  • Research MA students: Advanced research skills: independent formulation of complex research question, collecting materials (both primary texts and results of earlier research). Analyzing results, constructing arguments, formulating conclusions.

  • MA students: Research skills as above, but with fewer materials and more help, as specified in the first session of class.

  • Oral presentation: presenting clearly and on the basis of arguments the results of the student’s research. Effective use of hand-out, illustrations and/or multi-media techniques;

  • Written presentation: setting out research results effectively, clearly and in a well-structured manner. The student will be capable to demonstrate in writing their grasp of critical issues in recent scholarship, and to test and assess recent scholarly contributions by confronting them with the original source material.

This research seminar contributes to the achievement of learning outcomes 4a and 4c (to give and write a clear and well-argued oral and written presentation on a research topic in accordance with academic standards) of the study programme Classics and Ancient Civilizations.


The timetable is available on the MA Classics and Ancient Civilizations website and the Research MA Classics and Ancient Civilizations website.

Mode of instruction

  • Lecture

  • Seminar

  • Research

Course Load

Total course load 10 EC x 28 hours= 280 hours; or 5 EC x 28 hours= 140 hours

  • Class hours: 14 × 2= 28 hours;

  • Preparation examination: 52 hours;

  • Oral presentation: 40 hours;

  • Abstract: 20 hours;

  • Paper: 140 hours.

Assessment Method

In case of 10 EC:

  • Written examination with essay questions (30%);

  • Paper (50%; 4500-5500 words (Research MA) or 3500-4500 words (regular MA))

  • Oral presentation and response + participation (20%).

In case of 5 EC:

  • Written examination with essay questions (50%)

  • Abstract (20%)

  • Oral presentation and response + participation (30%)


The final mark for the course is established by determining the weighted average.


If the overall mark is unsatisfactory, the student can either revise the paper or retake the examination (after consultation with the teacher). There is no resit for the oral presentation and participation. If the final mark is sufficient, the examination and paper cannot be retaken.

Inspection and feedback

How and when an exam review will take place will be disclosed together with the publication of the exam results at the latest.

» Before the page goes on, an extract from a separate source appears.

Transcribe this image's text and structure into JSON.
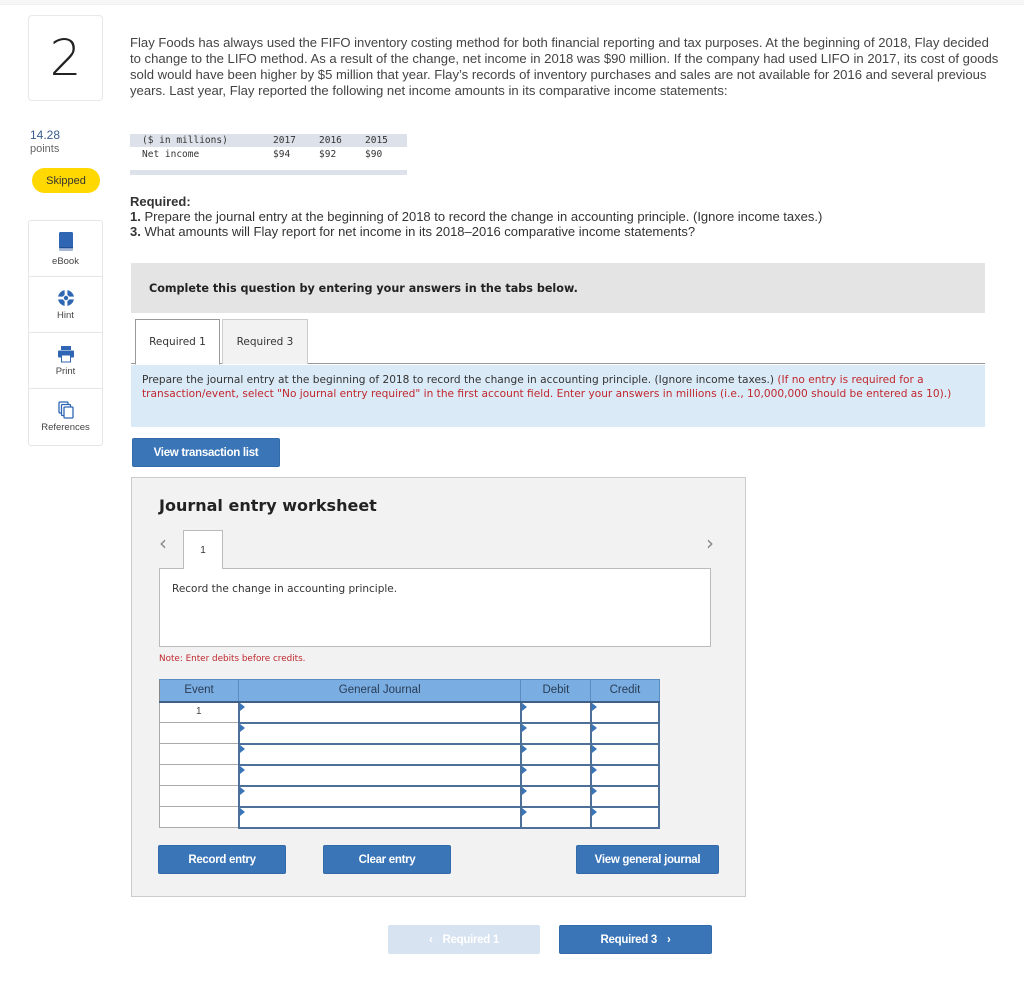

If a student requests a review within 30 days after publication of the exam results, an exam review will have to be organized.


Blackboard will be used for:

  • Course material

  • Announcements

  • Turning in of Assignments

Reading list

Course material will be made available through Blackboard.


Enrolment through uSis is mandatory.
General information about uSis is available on the website.

Registration Studeren à la carte and Contractonderwijs

Not applicable


J.Z. van Rookhuijzen